And that explains where I was yesterday. I was seated on the top-level of the triangle. High out of reach. I retreated to my place of comfort.
Today, I climb back down the ladder, back to the ground. But I carry with me a greater clarity, a clarity only found because I sat at the highest peak and viewed my world.
“We would worry less about what others think of us if we realized how seldom they do.” ~ Ethel Barrett
“I was a personality before I became a person – I am simple, complex, generous, selfish, unattractive, beautiful, lazy, and driven.” ~ Barbra Streisand
“I would step into a place of being lined up with a sense of purpose and my inner compass, and everything was going in the same direction. Then I’d get lazy and get off the track. And then things would start to fall apart, and I’d back up and get it together again.” ~ Kathy Mattea
Kathy Mattea in 1994 Teach Your Children Well
Okay Poem Below
It’s okay to be lazy
It’s okay to get off track
It’s okay to take a break
It’s okay to sleep in
It’s okay to wear pajamas
It’s okay to avoid the mirror
It’s okay to lounge on the couch
It’s okay to overeat
It’s okay to get off-balance
It’s okay to eat ice cream
It’s okay to obsess
It’s okay to ignore the laundry
It’s okay to gain weight
It’s okay to cry
It’s okay to make mistakes
It’s okay to get angry
It’s okay to be afraid
It’s okay not to like yourself
It’s okay to worry
It’s okay to over analyze
It’s okay to stay inside
It’s okay to fixate
It’s okay to do little
It’s okay to disappoint
It’s okay to frown
It’s okay to complain
It’s okay to shout
It’s okay to fail
It’s okay to have guilt
It’s okay to surrender
It’s okay to feel different

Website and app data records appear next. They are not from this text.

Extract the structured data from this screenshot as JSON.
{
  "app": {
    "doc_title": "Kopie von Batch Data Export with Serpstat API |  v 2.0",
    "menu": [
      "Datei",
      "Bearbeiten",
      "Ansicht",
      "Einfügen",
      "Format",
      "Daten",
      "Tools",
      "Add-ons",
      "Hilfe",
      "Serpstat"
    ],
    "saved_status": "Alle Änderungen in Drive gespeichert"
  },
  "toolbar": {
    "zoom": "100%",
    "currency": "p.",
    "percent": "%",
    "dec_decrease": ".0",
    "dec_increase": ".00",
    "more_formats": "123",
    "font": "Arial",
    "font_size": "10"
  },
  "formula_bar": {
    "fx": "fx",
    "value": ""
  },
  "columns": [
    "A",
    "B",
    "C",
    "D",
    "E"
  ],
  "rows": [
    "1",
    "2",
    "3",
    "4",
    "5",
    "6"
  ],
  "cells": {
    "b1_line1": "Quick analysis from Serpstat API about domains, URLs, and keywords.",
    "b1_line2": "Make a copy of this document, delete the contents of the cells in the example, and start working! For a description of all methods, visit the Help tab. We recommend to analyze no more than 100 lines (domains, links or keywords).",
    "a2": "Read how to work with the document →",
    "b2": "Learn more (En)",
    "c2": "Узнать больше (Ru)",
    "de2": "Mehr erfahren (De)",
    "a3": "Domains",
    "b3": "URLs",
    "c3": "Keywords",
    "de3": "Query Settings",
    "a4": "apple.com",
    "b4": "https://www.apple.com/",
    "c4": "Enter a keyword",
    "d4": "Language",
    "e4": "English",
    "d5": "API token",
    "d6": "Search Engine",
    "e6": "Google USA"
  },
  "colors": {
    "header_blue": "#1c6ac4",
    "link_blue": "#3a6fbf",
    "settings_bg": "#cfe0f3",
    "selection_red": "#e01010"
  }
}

It’s okay to feel alone
It’s okay to want change
It’s okay to share pain
It’s okay to come up empty
It’s okay to be you
In everything you are